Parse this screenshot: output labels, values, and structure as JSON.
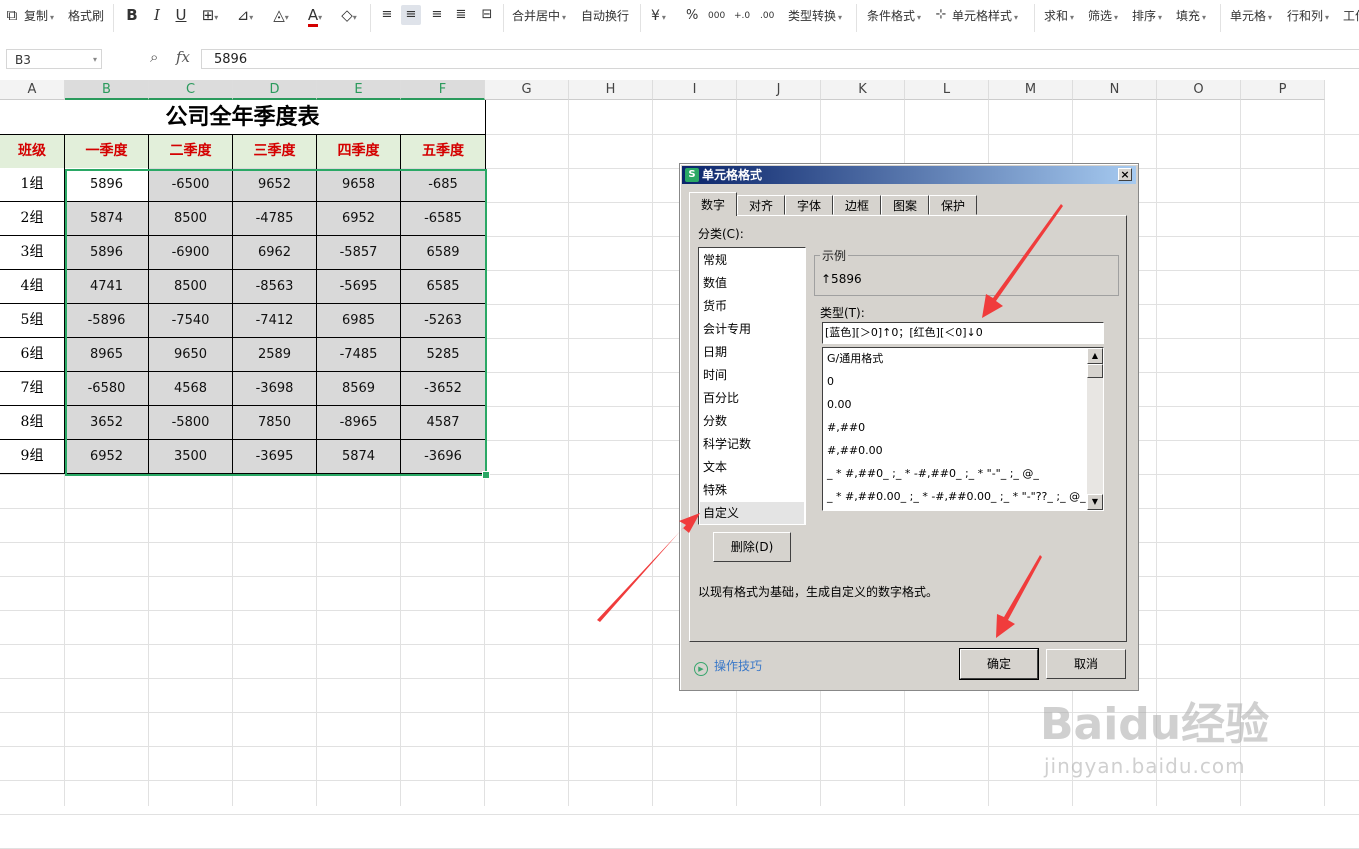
{
  "toolbar": {
    "copy": "复制",
    "format_painter": "格式刷",
    "bold": "B",
    "italic": "I",
    "underline": "U",
    "merge_center": "合并居中",
    "wrap_text": "自动换行",
    "currency": "¥",
    "percent": "%",
    "thousands": "000",
    "inc_decimal": "+.0",
    "dec_decimal": ".00",
    "type_convert": "类型转换",
    "cond_format": "条件格式",
    "cell_style": "单元格样式",
    "sum": "求和",
    "filter": "筛选",
    "sort": "排序",
    "fill": "填充",
    "cell": "单元格",
    "row_col": "行和列",
    "worksheet": "工作"
  },
  "formula_bar": {
    "name_box": "B3",
    "fx": "fx",
    "value": "5896"
  },
  "columns": [
    "A",
    "B",
    "C",
    "D",
    "E",
    "F",
    "G",
    "H",
    "I",
    "J",
    "K",
    "L",
    "M",
    "N",
    "O",
    "P"
  ],
  "sheet": {
    "title": "公司全年季度表",
    "headers": [
      "班级",
      "一季度",
      "二季度",
      "三季度",
      "四季度",
      "五季度"
    ],
    "rows": [
      {
        "label": "1组",
        "values": [
          "5896",
          "-6500",
          "9652",
          "9658",
          "-685"
        ]
      },
      {
        "label": "2组",
        "values": [
          "5874",
          "8500",
          "-4785",
          "6952",
          "-6585"
        ]
      },
      {
        "label": "3组",
        "values": [
          "5896",
          "-6900",
          "6962",
          "-5857",
          "6589"
        ]
      },
      {
        "label": "4组",
        "values": [
          "4741",
          "8500",
          "-8563",
          "-5695",
          "6585"
        ]
      },
      {
        "label": "5组",
        "values": [
          "-5896",
          "-7540",
          "-7412",
          "6985",
          "-5263"
        ]
      },
      {
        "label": "6组",
        "values": [
          "8965",
          "9650",
          "2589",
          "-7485",
          "5285"
        ]
      },
      {
        "label": "7组",
        "values": [
          "-6580",
          "4568",
          "-3698",
          "8569",
          "-3652"
        ]
      },
      {
        "label": "8组",
        "values": [
          "3652",
          "-5800",
          "7850",
          "-8965",
          "4587"
        ]
      },
      {
        "label": "9组",
        "values": [
          "6952",
          "3500",
          "-3695",
          "5874",
          "-3696"
        ]
      }
    ]
  },
  "dialog": {
    "title": "单元格格式",
    "logo": "S",
    "close": "×",
    "tabs": [
      "数字",
      "对齐",
      "字体",
      "边框",
      "图案",
      "保护"
    ],
    "category_label": "分类(C):",
    "categories": [
      "常规",
      "数值",
      "货币",
      "会计专用",
      "日期",
      "时间",
      "百分比",
      "分数",
      "科学记数",
      "文本",
      "特殊",
      "自定义"
    ],
    "sample_label": "示例",
    "sample_value": "↑5896",
    "type_label": "类型(T):",
    "type_value": "[蓝色][＞0]↑0；[红色][＜0]↓0",
    "formats": [
      "G/通用格式",
      "0",
      "0.00",
      "#,##0",
      "#,##0.00",
      "_ * #,##0_ ;_ * -#,##0_ ;_ * \"-\"_ ;_ @_",
      "_ * #,##0.00_ ;_ * -#,##0.00_ ;_ * \"-\"??_ ;_ @_"
    ],
    "delete_button": "删除(D)",
    "description": "以现有格式为基础，生成自定义的数字格式。",
    "tips": "操作技巧",
    "ok": "确定",
    "cancel": "取消"
  },
  "watermark": {
    "logo": "Baidu经验",
    "url": "jingyan.baidu.com"
  },
  "colors": {
    "accent_green": "#2aa865",
    "header_fill": "#e2efda",
    "header_text": "#d40000",
    "data_fill": "#d9d9d9",
    "arrow": "#f03c3c"
  }
}
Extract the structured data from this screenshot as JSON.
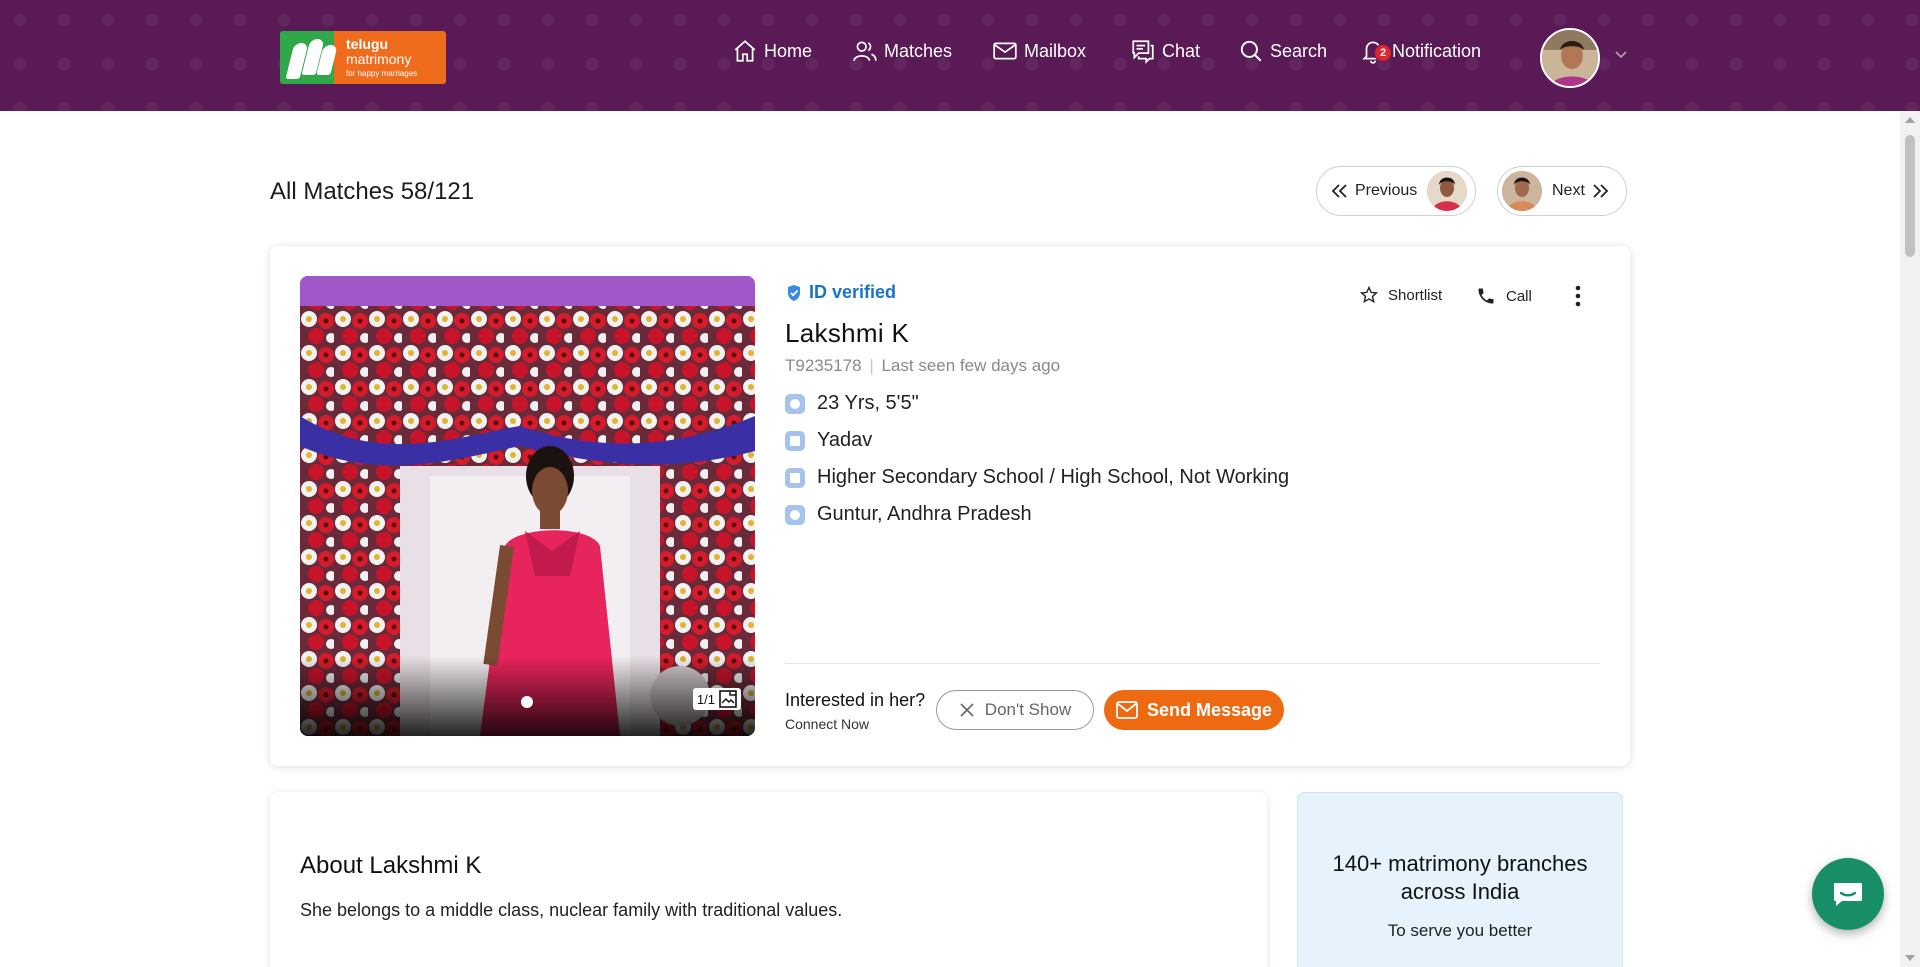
{
  "logo": {
    "line1": "telugu",
    "line2": "matrimony",
    "tagline": "for happy marriages"
  },
  "nav": {
    "home": "Home",
    "matches": "Matches",
    "mailbox": "Mailbox",
    "chat": "Chat",
    "search": "Search",
    "notification": "Notification",
    "notification_count": "2"
  },
  "page": {
    "title": "All Matches 58/121",
    "previous": "Previous",
    "next": "Next"
  },
  "profile": {
    "verified": "ID verified",
    "name": "Lakshmi K",
    "id": "T9235178",
    "separator": "|",
    "last_seen": "Last seen few days ago",
    "age_height": "23 Yrs, 5'5\"",
    "caste": "Yadav",
    "education": "Higher Secondary School / High School, Not Working",
    "location": "Guntur, Andhra Pradesh",
    "photo_count": "1/1",
    "shortlist": "Shortlist",
    "call": "Call",
    "interested": "Interested in her?",
    "connect": "Connect Now",
    "dont_show": "Don't Show",
    "send_message": "Send Message"
  },
  "about": {
    "title": "About Lakshmi K",
    "text": "She belongs to a middle class, nuclear family with traditional values."
  },
  "branches": {
    "title": "140+ matrimony branches across India",
    "subtitle": "To serve you better"
  },
  "colors": {
    "header": "#5a1a55",
    "brand_orange": "#ee6a12",
    "verified_blue": "#1a73c8",
    "chat_green": "#178e67"
  }
}
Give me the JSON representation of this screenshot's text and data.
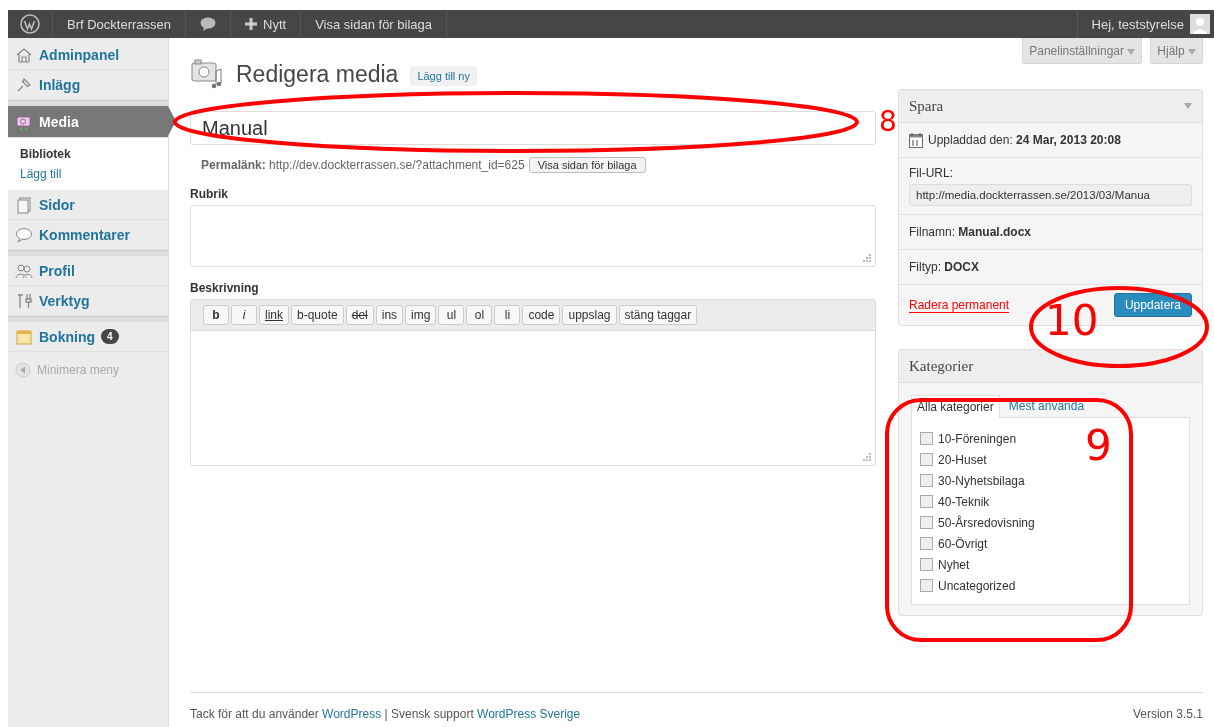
{
  "admin_bar": {
    "site": "Brf Dockterrassen",
    "new": "Nytt",
    "view": "Visa sidan för bilaga",
    "greeting": "Hej, teststyrelse"
  },
  "menu": [
    {
      "label": "Adminpanel",
      "kind": "home",
      "selected": false
    },
    {
      "label": "Inlägg",
      "kind": "pin",
      "selected": false
    },
    {
      "label": "Media",
      "kind": "media",
      "selected": true,
      "children": [
        {
          "label": "Bibliotek",
          "selected": true
        },
        {
          "label": "Lägg till",
          "selected": false
        }
      ]
    },
    {
      "label": "Sidor",
      "kind": "pages",
      "selected": false
    },
    {
      "label": "Kommentarer",
      "kind": "comment",
      "selected": false
    },
    {
      "label": "Profil",
      "kind": "users",
      "selected": false
    },
    {
      "label": "Verktyg",
      "kind": "tools",
      "selected": false
    },
    {
      "label": "Bokning",
      "kind": "calendar",
      "selected": false,
      "badge": "4"
    }
  ],
  "collapse": "Minimera meny",
  "screen_options": [
    "Panelinställningar",
    "Hjälp"
  ],
  "page": {
    "title": "Redigera media",
    "add_new": "Lägg till ny"
  },
  "title_field": {
    "value": "Manual"
  },
  "permalink": {
    "label": "Permalänk:",
    "url": "http://dev.dockterrassen.se/?attachment_id=625",
    "button": "Visa sidan för bilaga"
  },
  "caption": {
    "label": "Rubrik"
  },
  "description": {
    "label": "Beskrivning",
    "buttons": [
      {
        "label": "b",
        "kind": "bold"
      },
      {
        "label": "i",
        "kind": "italic"
      },
      {
        "label": "link",
        "kind": "underline"
      },
      {
        "label": "b-quote",
        "kind": "plain"
      },
      {
        "label": "del",
        "kind": "strike"
      },
      {
        "label": "ins",
        "kind": "plain"
      },
      {
        "label": "img",
        "kind": "plain"
      },
      {
        "label": "ul",
        "kind": "plain"
      },
      {
        "label": "ol",
        "kind": "plain"
      },
      {
        "label": "li",
        "kind": "plain"
      },
      {
        "label": "code",
        "kind": "plain"
      },
      {
        "label": "uppslag",
        "kind": "plain"
      },
      {
        "label": "stäng taggar",
        "kind": "plain"
      }
    ]
  },
  "publish": {
    "title": "Spara",
    "uploaded_label": "Uppladdad den:",
    "uploaded": "24 Mar, 2013 20:08",
    "url_label": "Fil-URL:",
    "url": "http://media.dockterrassen.se/2013/03/Manua",
    "filename_label": "Filnamn:",
    "filename": "Manual.docx",
    "filetype_label": "Filtyp:",
    "filetype": "DOCX",
    "delete": "Radera permanent",
    "update": "Uppdatera"
  },
  "categories": {
    "title": "Kategorier",
    "tabs": [
      {
        "label": "Alla kategorier",
        "selected": true
      },
      {
        "label": "Mest använda",
        "selected": false
      }
    ],
    "items": [
      {
        "label": "10-Föreningen",
        "checked": false
      },
      {
        "label": "20-Huset",
        "checked": false
      },
      {
        "label": "30-Nyhetsbilaga",
        "checked": false
      },
      {
        "label": "40-Teknik",
        "checked": false
      },
      {
        "label": "50-Årsredovisning",
        "checked": false
      },
      {
        "label": "60-Övrigt",
        "checked": false
      },
      {
        "label": "Nyhet",
        "checked": false
      },
      {
        "label": "Uncategorized",
        "checked": false
      }
    ]
  },
  "footer": {
    "parts": [
      {
        "text": "Tack för att du använder ",
        "kind": "text"
      },
      {
        "text": "WordPress",
        "kind": "link"
      },
      {
        "text": " | Svensk support ",
        "kind": "text"
      },
      {
        "text": "WordPress Sverige",
        "kind": "link"
      }
    ],
    "version": "Version 3.5.1"
  },
  "annotations": [
    {
      "label": "8",
      "kind": "ellipse"
    },
    {
      "label": "10",
      "kind": "ellipse"
    },
    {
      "label": "9",
      "kind": "rounded"
    }
  ]
}
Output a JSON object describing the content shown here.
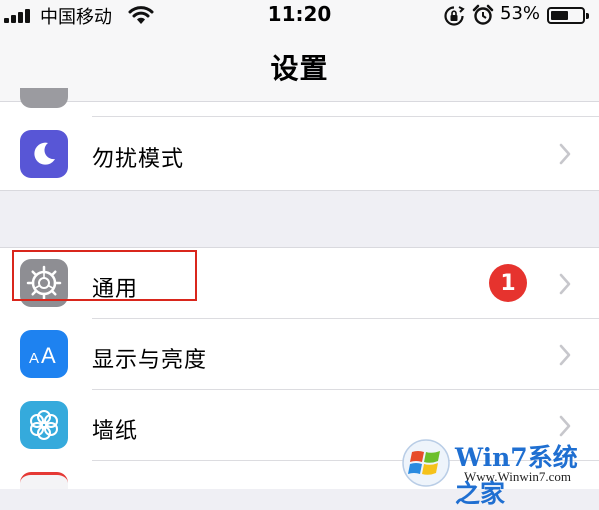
{
  "status_bar": {
    "carrier": "中国移动",
    "time": "11:20",
    "battery_percent": "53%",
    "battery_level": 0.53,
    "icons": [
      "signal-icon",
      "wifi-icon",
      "rotation-lock-icon",
      "alarm-icon",
      "battery-icon"
    ]
  },
  "nav": {
    "title": "设置"
  },
  "settings_rows": [
    {
      "label": "勿扰模式",
      "icon": "moon-icon",
      "icon_color": "#5856d6"
    },
    {
      "label": "通用",
      "icon": "gear-icon",
      "icon_color": "#8e8e93",
      "badge": "1",
      "badge_color": "#e6332e"
    },
    {
      "label": "显示与亮度",
      "icon": "text-size-icon",
      "icon_color": "#1e82f0"
    },
    {
      "label": "墙纸",
      "icon": "flower-icon",
      "icon_color": "#35aadc"
    }
  ],
  "watermark": {
    "title": "Win7系统之家",
    "url": "Www.Winwin7.com"
  },
  "colors": {
    "highlight": "#d9261c",
    "background": "#efeff4"
  }
}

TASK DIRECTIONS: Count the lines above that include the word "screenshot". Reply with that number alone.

OUTPUT OF THE TASK: 3